• What is needed: In the entries below, find the string "jdbc" and return each line holding it.

• Provided entries:
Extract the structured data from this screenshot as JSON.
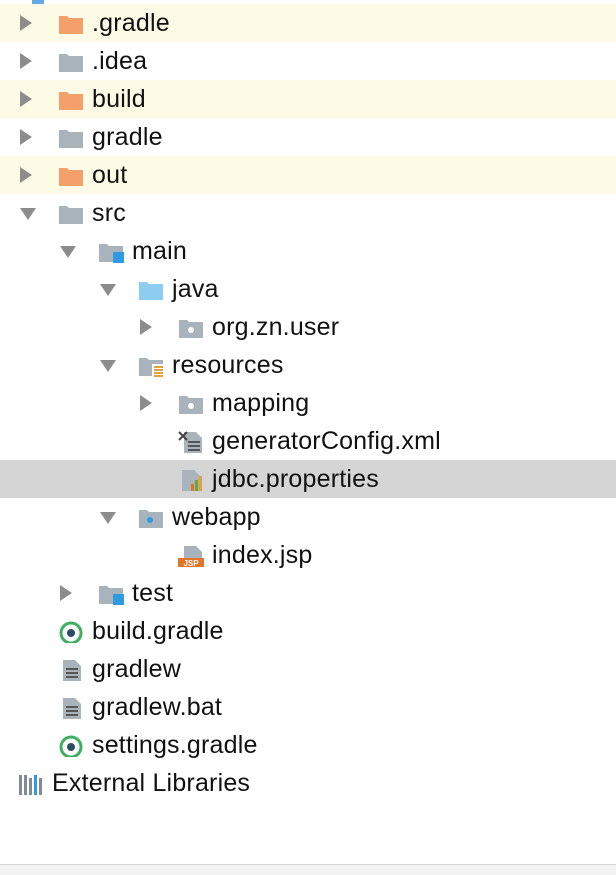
{
  "tree": {
    "items": [
      {
        "id": "gradle-dir",
        "label": ".gradle",
        "depth": 0,
        "arrow": "collapsed",
        "icon": "folder-orange",
        "state": "excluded"
      },
      {
        "id": "idea-dir",
        "label": ".idea",
        "depth": 0,
        "arrow": "collapsed",
        "icon": "folder-gray",
        "state": ""
      },
      {
        "id": "build-dir",
        "label": "build",
        "depth": 0,
        "arrow": "collapsed",
        "icon": "folder-orange",
        "state": "excluded"
      },
      {
        "id": "gradle-wrapper-dir",
        "label": "gradle",
        "depth": 0,
        "arrow": "collapsed",
        "icon": "folder-gray",
        "state": ""
      },
      {
        "id": "out-dir",
        "label": "out",
        "depth": 0,
        "arrow": "collapsed",
        "icon": "folder-orange",
        "state": "excluded"
      },
      {
        "id": "src-dir",
        "label": "src",
        "depth": 0,
        "arrow": "expanded",
        "icon": "folder-gray",
        "state": ""
      },
      {
        "id": "main-dir",
        "label": "main",
        "depth": 1,
        "arrow": "expanded",
        "icon": "folder-module",
        "state": ""
      },
      {
        "id": "java-dir",
        "label": "java",
        "depth": 2,
        "arrow": "expanded",
        "icon": "folder-source",
        "state": ""
      },
      {
        "id": "package-org-zn-user",
        "label": "org.zn.user",
        "depth": 3,
        "arrow": "collapsed",
        "icon": "package",
        "state": ""
      },
      {
        "id": "resources-dir",
        "label": "resources",
        "depth": 2,
        "arrow": "expanded",
        "icon": "folder-resources",
        "state": ""
      },
      {
        "id": "mapping-dir",
        "label": "mapping",
        "depth": 3,
        "arrow": "collapsed",
        "icon": "package",
        "state": ""
      },
      {
        "id": "generator-config-file",
        "label": "generatorConfig.xml",
        "depth": 3,
        "arrow": "none",
        "icon": "file-xml",
        "state": ""
      },
      {
        "id": "jdbc-properties-file",
        "label": "jdbc.properties",
        "depth": 3,
        "arrow": "none",
        "icon": "file-properties",
        "state": "selected"
      },
      {
        "id": "webapp-dir",
        "label": "webapp",
        "depth": 2,
        "arrow": "expanded",
        "icon": "folder-web",
        "state": ""
      },
      {
        "id": "index-jsp-file",
        "label": "index.jsp",
        "depth": 3,
        "arrow": "none",
        "icon": "file-jsp",
        "state": ""
      },
      {
        "id": "test-dir",
        "label": "test",
        "depth": 1,
        "arrow": "collapsed",
        "icon": "folder-module",
        "state": ""
      },
      {
        "id": "build-gradle-file",
        "label": "build.gradle",
        "depth": 0,
        "arrow": "none",
        "icon": "file-gradle",
        "state": "",
        "flush": true
      },
      {
        "id": "gradlew-file",
        "label": "gradlew",
        "depth": 0,
        "arrow": "none",
        "icon": "file-text",
        "state": "",
        "flush": true
      },
      {
        "id": "gradlew-bat-file",
        "label": "gradlew.bat",
        "depth": 0,
        "arrow": "none",
        "icon": "file-text",
        "state": "",
        "flush": true
      },
      {
        "id": "settings-gradle-file",
        "label": "settings.gradle",
        "depth": 0,
        "arrow": "none",
        "icon": "file-gradle",
        "state": "",
        "flush": true
      },
      {
        "id": "external-libraries",
        "label": "External Libraries",
        "depth": -1,
        "arrow": "none",
        "icon": "libraries",
        "state": "",
        "flush": true
      }
    ],
    "jsp_badge": "JSP",
    "colors": {
      "folder_orange": "#f4a06b",
      "folder_gray": "#a9b3bc",
      "folder_source": "#8dcdf0",
      "module_badge": "#2e9ae0",
      "excluded_bg": "#fdfbe5",
      "selected_bg": "#d5d5d5"
    }
  }
}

• Output below:
        "id": "jdbc-properties-file",
        "label": "jdbc.properties",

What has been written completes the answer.